--- Action item ---
Working through the lines below, return each one that holds "collapse".
(Task input)
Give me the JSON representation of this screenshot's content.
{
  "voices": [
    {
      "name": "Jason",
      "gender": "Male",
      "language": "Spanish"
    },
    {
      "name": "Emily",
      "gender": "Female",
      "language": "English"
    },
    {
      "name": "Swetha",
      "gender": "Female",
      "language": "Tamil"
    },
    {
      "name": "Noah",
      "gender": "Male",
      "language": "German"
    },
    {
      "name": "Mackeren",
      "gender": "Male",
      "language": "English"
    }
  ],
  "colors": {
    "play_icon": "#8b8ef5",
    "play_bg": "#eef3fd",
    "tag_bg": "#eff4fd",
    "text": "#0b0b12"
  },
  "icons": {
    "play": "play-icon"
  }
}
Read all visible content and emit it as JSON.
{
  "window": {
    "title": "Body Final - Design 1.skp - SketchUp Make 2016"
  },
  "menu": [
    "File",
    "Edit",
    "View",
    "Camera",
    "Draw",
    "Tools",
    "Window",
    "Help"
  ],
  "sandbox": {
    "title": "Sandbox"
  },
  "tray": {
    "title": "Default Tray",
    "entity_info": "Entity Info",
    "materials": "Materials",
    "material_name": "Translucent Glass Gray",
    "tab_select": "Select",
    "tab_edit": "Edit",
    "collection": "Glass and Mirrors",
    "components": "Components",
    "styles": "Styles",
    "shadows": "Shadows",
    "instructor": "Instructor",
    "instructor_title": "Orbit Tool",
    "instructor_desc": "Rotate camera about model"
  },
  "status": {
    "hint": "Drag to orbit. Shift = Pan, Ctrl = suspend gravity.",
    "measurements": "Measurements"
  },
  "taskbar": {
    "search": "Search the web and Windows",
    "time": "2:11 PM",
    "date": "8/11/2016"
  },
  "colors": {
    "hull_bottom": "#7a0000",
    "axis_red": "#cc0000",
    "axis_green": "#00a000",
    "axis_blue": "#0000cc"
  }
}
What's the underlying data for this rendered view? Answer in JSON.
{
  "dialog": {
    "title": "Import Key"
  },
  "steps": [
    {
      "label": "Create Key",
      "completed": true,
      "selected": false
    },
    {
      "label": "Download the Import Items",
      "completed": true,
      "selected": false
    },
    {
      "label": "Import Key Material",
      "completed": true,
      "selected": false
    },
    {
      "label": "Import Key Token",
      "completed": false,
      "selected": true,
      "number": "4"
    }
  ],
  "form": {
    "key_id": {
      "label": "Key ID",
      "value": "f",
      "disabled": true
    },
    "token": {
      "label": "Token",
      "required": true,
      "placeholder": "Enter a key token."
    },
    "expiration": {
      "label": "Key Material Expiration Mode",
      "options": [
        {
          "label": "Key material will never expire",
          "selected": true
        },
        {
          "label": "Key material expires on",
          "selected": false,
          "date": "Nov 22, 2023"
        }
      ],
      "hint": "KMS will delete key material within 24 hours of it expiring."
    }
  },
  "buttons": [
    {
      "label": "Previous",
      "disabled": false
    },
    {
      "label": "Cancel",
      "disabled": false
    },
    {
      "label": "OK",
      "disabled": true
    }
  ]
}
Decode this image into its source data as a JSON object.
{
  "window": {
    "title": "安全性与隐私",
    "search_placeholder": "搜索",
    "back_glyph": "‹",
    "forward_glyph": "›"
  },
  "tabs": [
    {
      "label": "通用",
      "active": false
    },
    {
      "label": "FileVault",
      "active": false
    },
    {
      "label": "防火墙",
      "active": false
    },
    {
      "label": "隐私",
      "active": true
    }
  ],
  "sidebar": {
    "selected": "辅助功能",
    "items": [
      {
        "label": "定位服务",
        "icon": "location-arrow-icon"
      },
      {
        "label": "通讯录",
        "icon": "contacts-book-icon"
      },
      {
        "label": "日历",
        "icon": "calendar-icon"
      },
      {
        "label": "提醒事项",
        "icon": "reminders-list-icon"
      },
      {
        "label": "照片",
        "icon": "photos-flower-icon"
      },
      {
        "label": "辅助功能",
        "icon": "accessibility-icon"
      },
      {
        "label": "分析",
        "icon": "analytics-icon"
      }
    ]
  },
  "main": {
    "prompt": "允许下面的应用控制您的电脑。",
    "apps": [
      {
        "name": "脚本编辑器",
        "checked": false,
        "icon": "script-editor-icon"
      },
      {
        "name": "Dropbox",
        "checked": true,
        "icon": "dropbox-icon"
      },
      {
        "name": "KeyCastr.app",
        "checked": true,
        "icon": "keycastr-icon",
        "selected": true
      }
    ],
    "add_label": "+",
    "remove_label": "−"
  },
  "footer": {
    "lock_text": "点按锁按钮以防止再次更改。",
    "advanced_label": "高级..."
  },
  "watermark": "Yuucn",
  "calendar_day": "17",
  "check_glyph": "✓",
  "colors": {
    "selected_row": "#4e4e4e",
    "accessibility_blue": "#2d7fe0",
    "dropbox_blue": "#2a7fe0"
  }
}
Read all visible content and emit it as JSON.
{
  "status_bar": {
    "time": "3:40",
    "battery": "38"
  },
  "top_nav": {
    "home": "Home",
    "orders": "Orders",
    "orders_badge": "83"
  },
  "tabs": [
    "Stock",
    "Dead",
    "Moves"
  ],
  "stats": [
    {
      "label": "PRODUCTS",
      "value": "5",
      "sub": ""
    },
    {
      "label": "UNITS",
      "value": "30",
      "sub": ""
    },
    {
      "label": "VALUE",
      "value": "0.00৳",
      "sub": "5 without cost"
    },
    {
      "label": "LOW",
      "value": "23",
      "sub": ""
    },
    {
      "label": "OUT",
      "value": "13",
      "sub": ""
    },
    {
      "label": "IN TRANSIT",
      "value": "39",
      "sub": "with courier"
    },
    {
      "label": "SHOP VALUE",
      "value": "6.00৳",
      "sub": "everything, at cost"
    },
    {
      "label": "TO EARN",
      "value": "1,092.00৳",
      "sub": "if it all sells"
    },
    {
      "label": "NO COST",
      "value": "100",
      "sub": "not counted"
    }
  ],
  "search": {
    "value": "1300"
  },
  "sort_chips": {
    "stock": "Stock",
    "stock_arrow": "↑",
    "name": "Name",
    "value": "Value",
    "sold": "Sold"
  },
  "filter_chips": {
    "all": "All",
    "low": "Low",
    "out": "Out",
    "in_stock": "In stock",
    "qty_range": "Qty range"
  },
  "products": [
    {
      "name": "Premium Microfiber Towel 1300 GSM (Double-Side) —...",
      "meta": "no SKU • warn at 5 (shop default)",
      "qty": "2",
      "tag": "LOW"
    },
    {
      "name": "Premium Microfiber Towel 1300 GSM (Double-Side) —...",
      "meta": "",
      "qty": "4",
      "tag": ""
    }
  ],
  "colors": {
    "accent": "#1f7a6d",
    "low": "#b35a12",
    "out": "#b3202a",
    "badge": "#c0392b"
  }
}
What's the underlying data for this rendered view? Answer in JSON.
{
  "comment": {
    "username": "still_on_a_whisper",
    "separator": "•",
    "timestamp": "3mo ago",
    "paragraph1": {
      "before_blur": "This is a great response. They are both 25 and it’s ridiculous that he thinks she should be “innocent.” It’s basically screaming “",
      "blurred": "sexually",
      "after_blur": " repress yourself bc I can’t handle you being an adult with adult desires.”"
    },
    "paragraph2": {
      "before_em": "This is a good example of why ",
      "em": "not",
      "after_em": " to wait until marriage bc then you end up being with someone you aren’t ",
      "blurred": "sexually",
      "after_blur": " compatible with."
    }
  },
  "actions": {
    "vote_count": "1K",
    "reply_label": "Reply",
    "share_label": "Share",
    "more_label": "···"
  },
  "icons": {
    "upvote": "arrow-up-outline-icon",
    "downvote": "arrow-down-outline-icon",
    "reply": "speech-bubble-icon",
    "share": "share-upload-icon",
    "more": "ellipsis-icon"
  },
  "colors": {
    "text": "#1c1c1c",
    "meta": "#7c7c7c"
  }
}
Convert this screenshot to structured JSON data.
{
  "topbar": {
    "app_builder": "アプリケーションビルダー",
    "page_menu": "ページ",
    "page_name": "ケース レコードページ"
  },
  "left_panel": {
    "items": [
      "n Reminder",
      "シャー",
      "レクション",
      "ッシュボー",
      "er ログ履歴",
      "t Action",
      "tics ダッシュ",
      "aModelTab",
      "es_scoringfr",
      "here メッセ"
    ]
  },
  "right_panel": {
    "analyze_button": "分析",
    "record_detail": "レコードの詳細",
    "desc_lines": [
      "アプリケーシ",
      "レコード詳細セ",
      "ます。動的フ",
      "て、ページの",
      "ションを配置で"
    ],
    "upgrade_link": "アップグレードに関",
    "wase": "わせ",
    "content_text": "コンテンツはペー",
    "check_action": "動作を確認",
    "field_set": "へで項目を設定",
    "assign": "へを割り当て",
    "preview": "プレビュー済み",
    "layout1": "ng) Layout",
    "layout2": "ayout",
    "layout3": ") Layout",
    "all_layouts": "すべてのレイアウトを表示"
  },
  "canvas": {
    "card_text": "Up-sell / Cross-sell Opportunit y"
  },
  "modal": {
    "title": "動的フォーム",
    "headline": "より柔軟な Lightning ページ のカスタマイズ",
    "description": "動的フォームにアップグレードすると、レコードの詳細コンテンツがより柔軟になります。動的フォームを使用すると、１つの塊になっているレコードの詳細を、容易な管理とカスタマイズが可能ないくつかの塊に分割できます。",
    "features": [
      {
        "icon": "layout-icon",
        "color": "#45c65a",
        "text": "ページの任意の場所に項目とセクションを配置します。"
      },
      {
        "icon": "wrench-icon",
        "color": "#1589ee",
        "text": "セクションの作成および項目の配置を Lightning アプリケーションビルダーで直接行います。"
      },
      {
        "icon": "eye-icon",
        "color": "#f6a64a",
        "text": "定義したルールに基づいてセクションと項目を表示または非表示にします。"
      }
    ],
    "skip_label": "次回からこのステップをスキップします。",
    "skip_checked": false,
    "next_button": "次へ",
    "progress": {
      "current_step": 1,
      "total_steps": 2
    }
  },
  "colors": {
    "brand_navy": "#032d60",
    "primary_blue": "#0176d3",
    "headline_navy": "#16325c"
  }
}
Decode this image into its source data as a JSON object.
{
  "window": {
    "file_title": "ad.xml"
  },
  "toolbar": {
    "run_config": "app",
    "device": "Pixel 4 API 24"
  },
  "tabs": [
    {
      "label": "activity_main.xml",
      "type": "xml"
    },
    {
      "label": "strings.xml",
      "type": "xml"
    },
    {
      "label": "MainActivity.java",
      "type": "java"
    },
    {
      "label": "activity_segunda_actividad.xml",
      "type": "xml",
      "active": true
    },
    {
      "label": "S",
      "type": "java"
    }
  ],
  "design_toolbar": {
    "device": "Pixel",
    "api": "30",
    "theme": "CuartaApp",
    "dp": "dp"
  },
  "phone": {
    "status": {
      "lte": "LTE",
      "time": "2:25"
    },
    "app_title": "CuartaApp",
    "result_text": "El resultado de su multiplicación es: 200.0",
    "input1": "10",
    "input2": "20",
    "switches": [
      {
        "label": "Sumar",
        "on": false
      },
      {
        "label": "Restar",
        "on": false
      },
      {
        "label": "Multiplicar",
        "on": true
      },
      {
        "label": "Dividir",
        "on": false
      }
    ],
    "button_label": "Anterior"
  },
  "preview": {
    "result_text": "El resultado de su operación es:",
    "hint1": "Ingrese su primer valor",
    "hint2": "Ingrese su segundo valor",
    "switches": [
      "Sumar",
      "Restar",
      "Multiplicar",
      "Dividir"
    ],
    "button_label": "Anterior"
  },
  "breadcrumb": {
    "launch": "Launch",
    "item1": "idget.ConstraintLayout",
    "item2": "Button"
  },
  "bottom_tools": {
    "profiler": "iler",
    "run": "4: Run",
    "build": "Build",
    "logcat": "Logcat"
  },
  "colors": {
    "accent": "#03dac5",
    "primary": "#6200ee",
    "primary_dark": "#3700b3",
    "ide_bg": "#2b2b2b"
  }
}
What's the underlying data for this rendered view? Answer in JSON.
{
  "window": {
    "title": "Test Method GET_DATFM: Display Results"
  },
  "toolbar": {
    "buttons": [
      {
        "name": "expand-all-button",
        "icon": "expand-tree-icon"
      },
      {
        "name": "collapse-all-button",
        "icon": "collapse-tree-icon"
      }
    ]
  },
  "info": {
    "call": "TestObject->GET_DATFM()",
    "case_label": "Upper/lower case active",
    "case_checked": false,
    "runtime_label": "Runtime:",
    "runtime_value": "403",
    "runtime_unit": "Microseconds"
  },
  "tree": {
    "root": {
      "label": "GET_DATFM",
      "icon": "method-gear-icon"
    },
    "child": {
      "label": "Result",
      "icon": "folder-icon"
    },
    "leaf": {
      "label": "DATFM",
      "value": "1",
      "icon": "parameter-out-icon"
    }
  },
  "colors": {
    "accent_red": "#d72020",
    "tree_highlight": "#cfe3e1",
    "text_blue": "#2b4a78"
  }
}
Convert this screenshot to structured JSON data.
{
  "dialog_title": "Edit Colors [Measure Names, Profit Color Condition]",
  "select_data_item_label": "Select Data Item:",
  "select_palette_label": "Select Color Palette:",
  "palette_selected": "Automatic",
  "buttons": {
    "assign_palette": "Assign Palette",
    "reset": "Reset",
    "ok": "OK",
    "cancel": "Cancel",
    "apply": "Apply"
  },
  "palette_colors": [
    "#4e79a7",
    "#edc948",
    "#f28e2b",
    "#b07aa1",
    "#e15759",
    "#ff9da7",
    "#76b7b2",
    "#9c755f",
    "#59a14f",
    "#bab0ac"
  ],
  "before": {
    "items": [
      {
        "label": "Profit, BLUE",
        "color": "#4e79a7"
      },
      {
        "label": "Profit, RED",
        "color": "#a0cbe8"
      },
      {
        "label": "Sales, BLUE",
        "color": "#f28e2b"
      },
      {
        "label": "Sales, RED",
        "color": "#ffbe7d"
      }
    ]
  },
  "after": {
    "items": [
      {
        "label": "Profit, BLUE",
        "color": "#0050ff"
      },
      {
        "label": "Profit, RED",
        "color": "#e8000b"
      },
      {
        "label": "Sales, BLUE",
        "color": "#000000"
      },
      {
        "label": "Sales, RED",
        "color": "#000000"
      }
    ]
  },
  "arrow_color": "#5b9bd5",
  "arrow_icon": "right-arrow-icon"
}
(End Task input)
--- Problem solution ---
        "name": "collapse-all-button",
        "icon": "collapse-tree-icon"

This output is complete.